--- Work to be completed ---
Look through the listing below and give the number of lines in which "partijas" occurs, nothing more.

** Opening Source data block **

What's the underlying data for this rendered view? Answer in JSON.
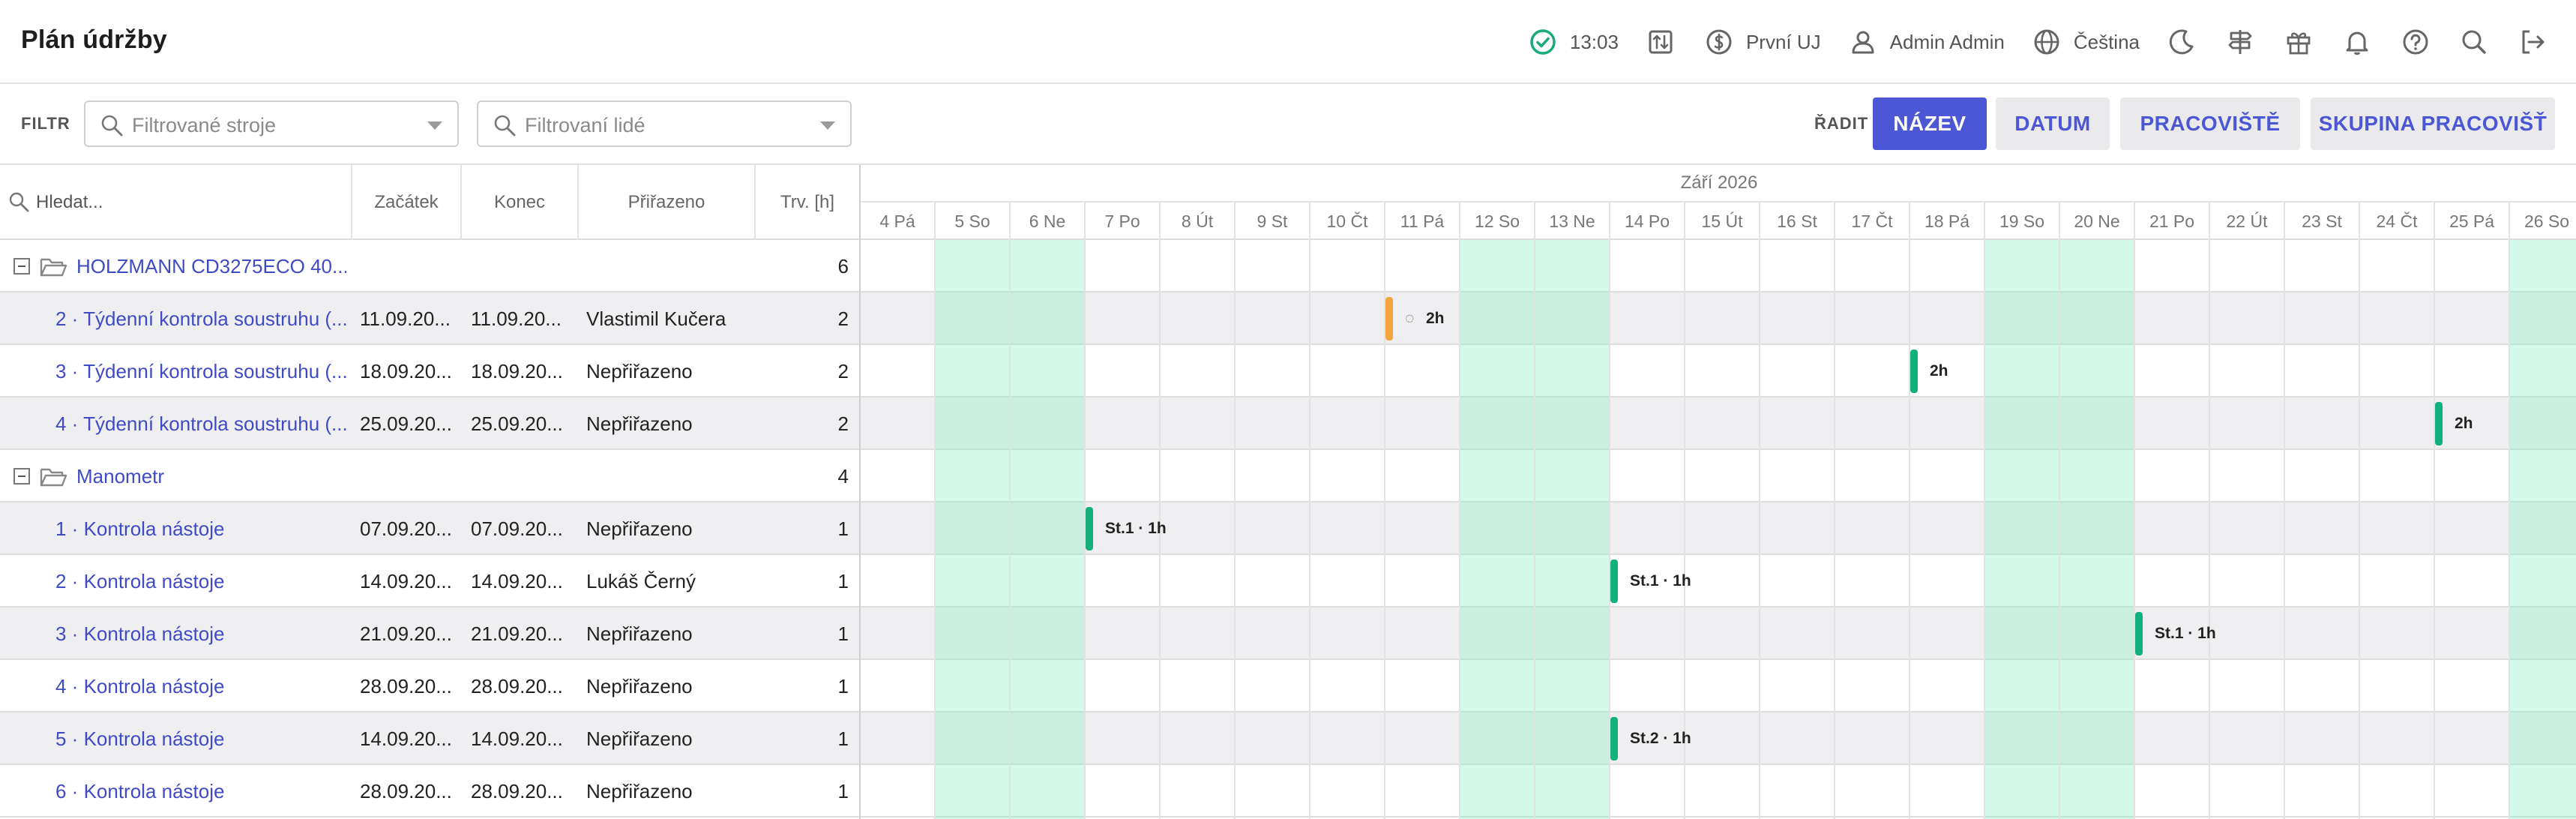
{
  "header": {
    "title": "Plán údržby",
    "time": "13:03",
    "unit": "První UJ",
    "user": "Admin Admin",
    "language": "Čeština",
    "status_color": "#1aab77"
  },
  "filter": {
    "label": "FILTR",
    "machines_placeholder": "Filtrované stroje",
    "people_placeholder": "Filtrovaní lidé"
  },
  "sort": {
    "label": "ŘADIT DLE",
    "options": [
      "NÁZEV",
      "DATUM",
      "PRACOVIŠTĚ",
      "SKUPINA PRACOVIŠŤ"
    ],
    "active_index": 0,
    "accent": "#4b57d4"
  },
  "columns": {
    "search_placeholder": "Hledat...",
    "start": "Začátek",
    "end": "Konec",
    "assigned": "Přiřazeno",
    "duration": "Trv. [h]"
  },
  "timeline": {
    "month": "Září 2026",
    "days": [
      "4 Pá",
      "5 So",
      "6 Ne",
      "7 Po",
      "8 Út",
      "9 St",
      "10 Čt",
      "11 Pá",
      "12 So",
      "13 Ne",
      "14 Po",
      "15 Út",
      "16 St",
      "17 Čt",
      "18 Pá",
      "19 So",
      "20 Ne",
      "21 Po",
      "22 Út",
      "23 St",
      "24 Čt",
      "25 Pá",
      "26 So"
    ],
    "weekend_indices": [
      1,
      2,
      8,
      9,
      15,
      16,
      22
    ],
    "weekend_color": "#cff6e6"
  },
  "rows": [
    {
      "type": "group",
      "name": "HOLZMANN CD3275ECO 40...",
      "duration": "6"
    },
    {
      "type": "task",
      "name": "2 · Týdenní kontrola soustruhu (...",
      "start": "11.09.20...",
      "end": "11.09.20...",
      "assignee": "Vlastimil Kučera",
      "duration": "2",
      "day_index": 7,
      "bar_label": "2h",
      "in_progress": true,
      "bar_color": "#f3a43a"
    },
    {
      "type": "task",
      "name": "3 · Týdenní kontrola soustruhu (...",
      "start": "18.09.20...",
      "end": "18.09.20...",
      "assignee": "Nepřiřazeno",
      "duration": "2",
      "day_index": 14,
      "bar_label": "2h",
      "bar_color": "#12b07c"
    },
    {
      "type": "task",
      "name": "4 · Týdenní kontrola soustruhu (...",
      "start": "25.09.20...",
      "end": "25.09.20...",
      "assignee": "Nepřiřazeno",
      "duration": "2",
      "day_index": 21,
      "bar_label": "2h",
      "bar_color": "#12b07c"
    },
    {
      "type": "group",
      "name": "Manometr",
      "duration": "4"
    },
    {
      "type": "task",
      "name": "1 · Kontrola nástoje",
      "start": "07.09.20...",
      "end": "07.09.20...",
      "assignee": "Nepřiřazeno",
      "duration": "1",
      "day_index": 3,
      "bar_label": "St.1 · 1h",
      "bar_color": "#12b07c"
    },
    {
      "type": "task",
      "name": "2 · Kontrola nástoje",
      "start": "14.09.20...",
      "end": "14.09.20...",
      "assignee": "Lukáš Černý",
      "duration": "1",
      "day_index": 10,
      "bar_label": "St.1 · 1h",
      "bar_color": "#12b07c"
    },
    {
      "type": "task",
      "name": "3 · Kontrola nástoje",
      "start": "21.09.20...",
      "end": "21.09.20...",
      "assignee": "Nepřiřazeno",
      "duration": "1",
      "day_index": 17,
      "bar_label": "St.1 · 1h",
      "bar_color": "#12b07c"
    },
    {
      "type": "task",
      "name": "4 · Kontrola nástoje",
      "start": "28.09.20...",
      "end": "28.09.20...",
      "assignee": "Nepřiřazeno",
      "duration": "1"
    },
    {
      "type": "task",
      "name": "5 · Kontrola nástoje",
      "start": "14.09.20...",
      "end": "14.09.20...",
      "assignee": "Nepřiřazeno",
      "duration": "1",
      "day_index": 10,
      "bar_label": "St.2 · 1h",
      "bar_color": "#12b07c"
    },
    {
      "type": "task",
      "name": "6 · Kontrola nástoje",
      "start": "28.09.20...",
      "end": "28.09.20...",
      "assignee": "Nepřiřazeno",
      "duration": "1"
    }
  ]
}
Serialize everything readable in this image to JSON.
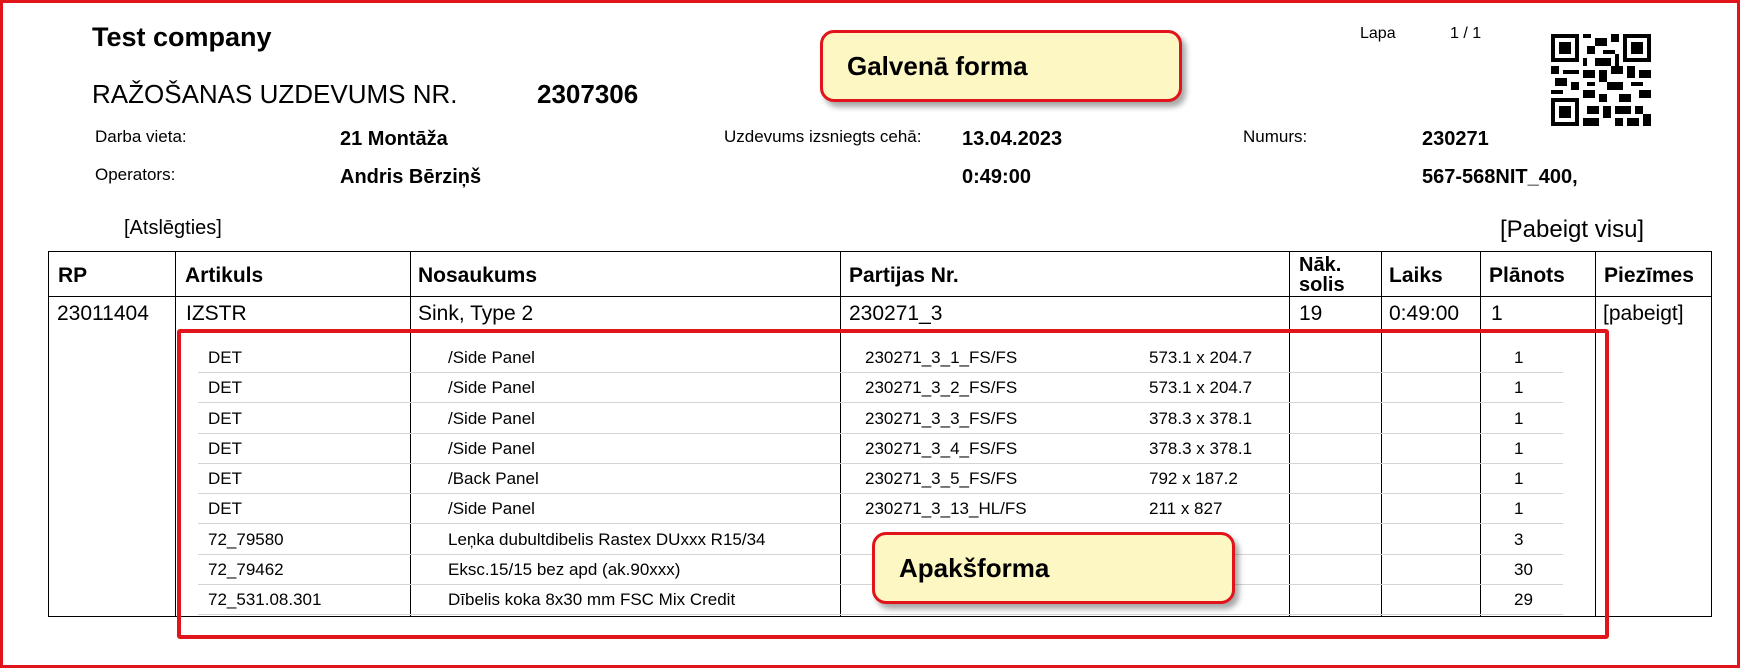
{
  "header": {
    "company": "Test company",
    "doc_title": "RAŽOŠANAS UZDEVUMS NR.",
    "doc_number": "2307306",
    "page_label": "Lapa",
    "page_value": "1 / 1"
  },
  "info": {
    "workplace_label": "Darba vieta:",
    "workplace_value": "21 Montāža",
    "operator_label": "Operators:",
    "operator_value": "Andris Bērziņš",
    "issued_label": "Uzdevums izsniegts cehā:",
    "issued_date": "13.04.2023",
    "issued_time": "0:49:00",
    "number_label": "Numurs:",
    "number_value": "230271",
    "number_value2": "567-568NIT_400,"
  },
  "links": {
    "logout": "[Atslēgties]",
    "finish_all": "[Pabeigt visu]"
  },
  "callouts": {
    "main_form": "Galvenā forma",
    "sub_form": "Apakšforma"
  },
  "colors": {
    "annotation_red": "#e0141a",
    "callout_fill": "#fdf7c3"
  },
  "table": {
    "headers": {
      "rp": "RP",
      "artikuls": "Artikuls",
      "nosaukums": "Nosaukums",
      "partijas": "Partijas Nr.",
      "nak_solis_1": "Nāk.",
      "nak_solis_2": "solis",
      "laiks": "Laiks",
      "planots": "Plānots",
      "piezimes": "Piezīmes"
    },
    "row": {
      "rp": "23011404",
      "artikuls": "IZSTR",
      "nosaukums": "Sink, Type 2",
      "partijas": "230271_3",
      "nak_solis": "19",
      "laiks": "0:49:00",
      "planots": "1",
      "piezimes": "[pabeigt]"
    },
    "sub_rows": [
      {
        "code": "DET",
        "name": "/Side Panel",
        "batch": "230271_3_1_FS/FS",
        "size": "573.1 x 204.7",
        "qty": "1"
      },
      {
        "code": "DET",
        "name": "/Side Panel",
        "batch": "230271_3_2_FS/FS",
        "size": "573.1 x 204.7",
        "qty": "1"
      },
      {
        "code": "DET",
        "name": "/Side Panel",
        "batch": "230271_3_3_FS/FS",
        "size": "378.3 x 378.1",
        "qty": "1"
      },
      {
        "code": "DET",
        "name": "/Side Panel",
        "batch": "230271_3_4_FS/FS",
        "size": "378.3 x 378.1",
        "qty": "1"
      },
      {
        "code": "DET",
        "name": "/Back Panel",
        "batch": "230271_3_5_FS/FS",
        "size": "792 x 187.2",
        "qty": "1"
      },
      {
        "code": "DET",
        "name": "/Side Panel",
        "batch": "230271_3_13_HL/FS",
        "size": "211 x 827",
        "qty": "1"
      },
      {
        "code": "72_79580",
        "name": "Leņka dubultdibelis Rastex DUxxx R15/34",
        "batch": "",
        "size": "",
        "qty": "3"
      },
      {
        "code": "72_79462",
        "name": "Eksc.15/15 bez apd (ak.90xxx)",
        "batch": "",
        "size": "",
        "qty": "30"
      },
      {
        "code": "72_531.08.301",
        "name": "Dībelis koka 8x30 mm FSC Mix Credit",
        "batch": "",
        "size": "",
        "qty": "29"
      }
    ]
  }
}
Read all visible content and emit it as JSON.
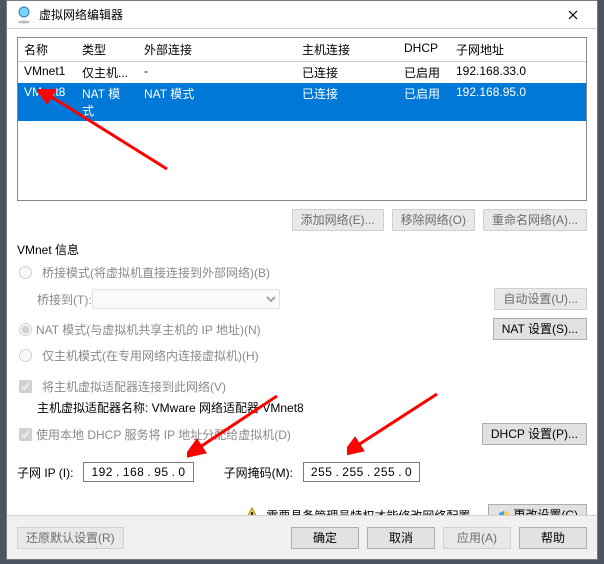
{
  "title": "虚拟网络编辑器",
  "columns": [
    "名称",
    "类型",
    "外部连接",
    "主机连接",
    "DHCP",
    "子网地址"
  ],
  "rows": [
    {
      "name": "VMnet1",
      "type": "仅主机...",
      "ext": "-",
      "host": "已连接",
      "dhcp": "已启用",
      "subnet": "192.168.33.0"
    },
    {
      "name": "VMnet8",
      "type": "NAT 模式",
      "ext": "NAT 模式",
      "host": "已连接",
      "dhcp": "已启用",
      "subnet": "192.168.95.0"
    }
  ],
  "btns": {
    "add": "添加网络(E)...",
    "remove": "移除网络(O)",
    "rename": "重命名网络(A)..."
  },
  "section": "VMnet 信息",
  "modes": {
    "bridge": "桥接模式(将虚拟机直接连接到外部网络)(B)",
    "bridge_to": "桥接到(T):",
    "bridge_auto": "自动设置(U)...",
    "nat": "NAT 模式(与虚拟机共享主机的 IP 地址)(N)",
    "nat_btn": "NAT 设置(S)...",
    "hostonly": "仅主机模式(在专用网络内连接虚拟机)(H)"
  },
  "checks": {
    "hostadapter": "将主机虚拟适配器连接到此网络(V)",
    "adapter_label": "主机虚拟适配器名称: VMware 网络适配器 VMnet8",
    "dhcp": "使用本地 DHCP 服务将 IP 地址分配给虚拟机(D)",
    "dhcp_btn": "DHCP 设置(P)..."
  },
  "ip": {
    "label": "子网 IP (I):",
    "o1": "192",
    "o2": "168",
    "o3": "95",
    "o4": "0"
  },
  "mask": {
    "label": "子网掩码(M):",
    "o1": "255",
    "o2": "255",
    "o3": "255",
    "o4": "0"
  },
  "warning": "需要具备管理员特权才能修改网络配置。",
  "change": "更改设置(C)",
  "restore": "还原默认设置(R)",
  "ok": "确定",
  "cancel": "取消",
  "apply": "应用(A)",
  "help": "帮助"
}
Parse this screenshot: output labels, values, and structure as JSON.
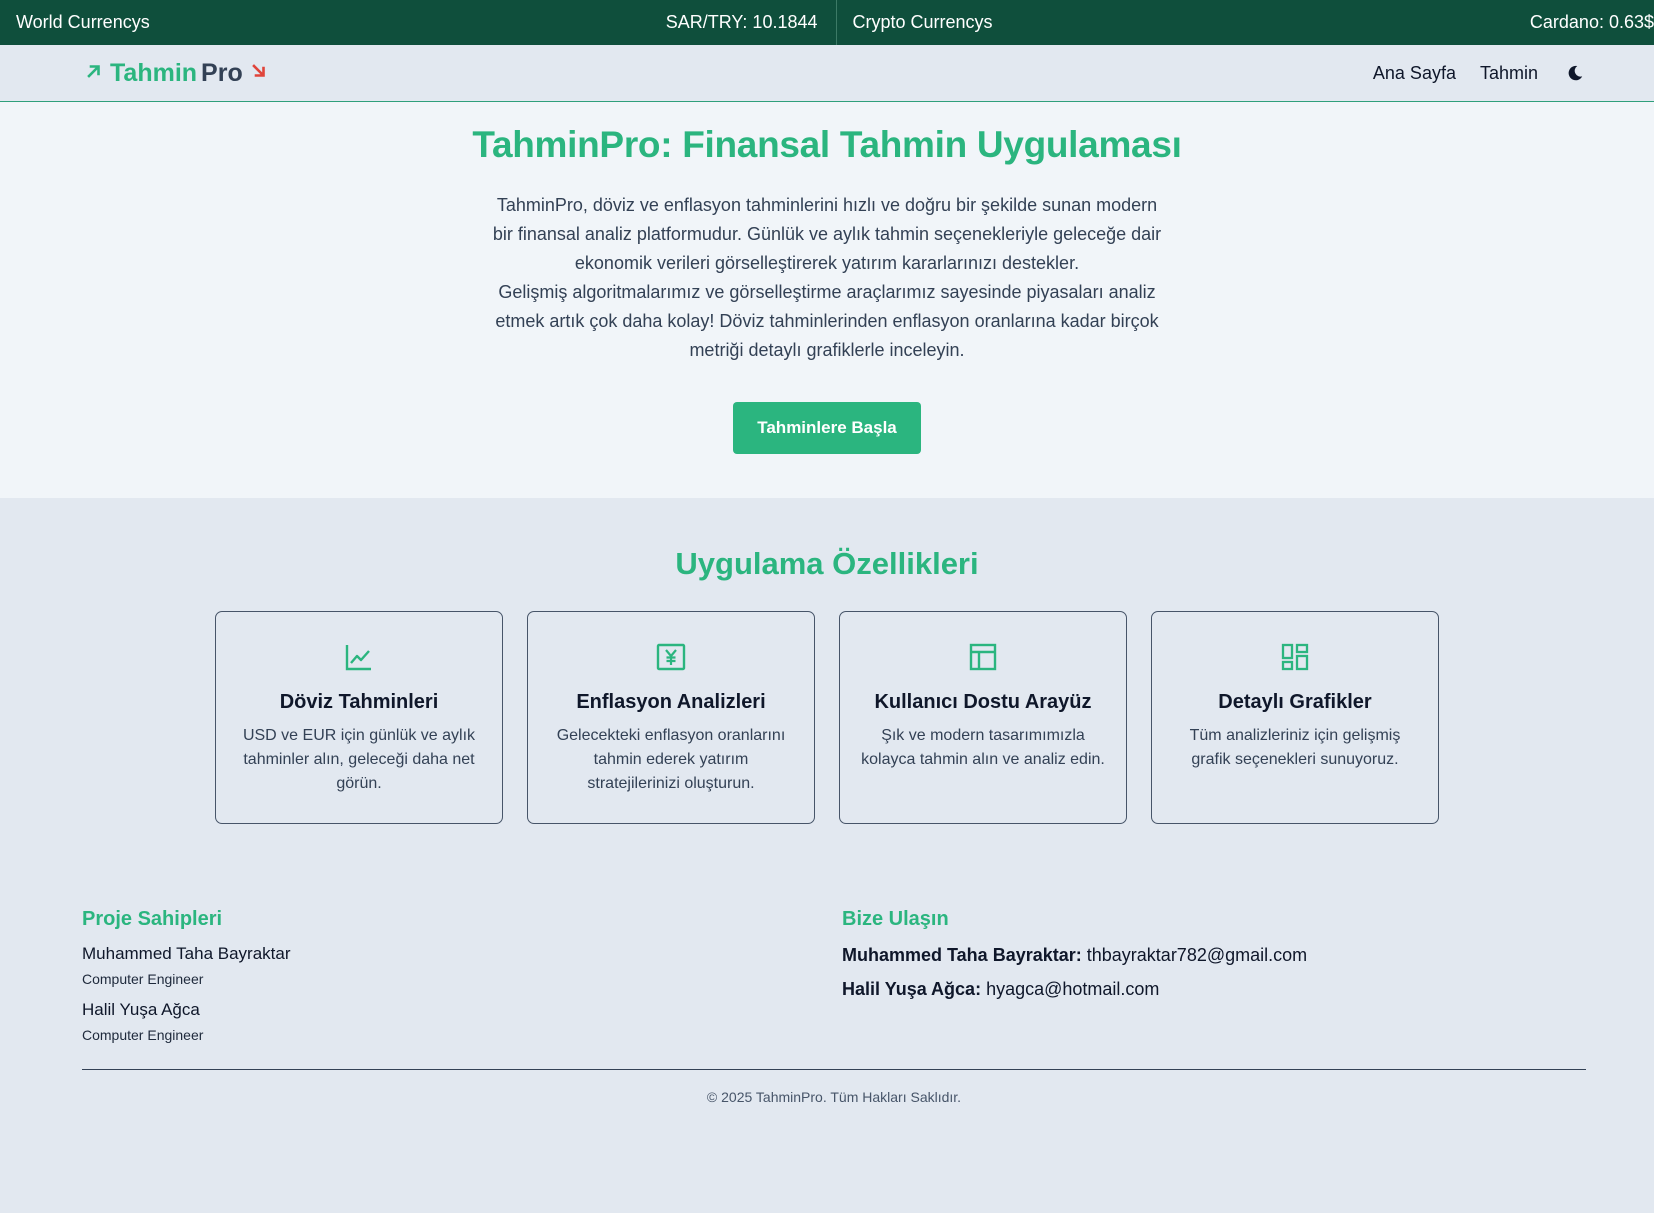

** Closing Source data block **

--- Answer to this exercise ---
2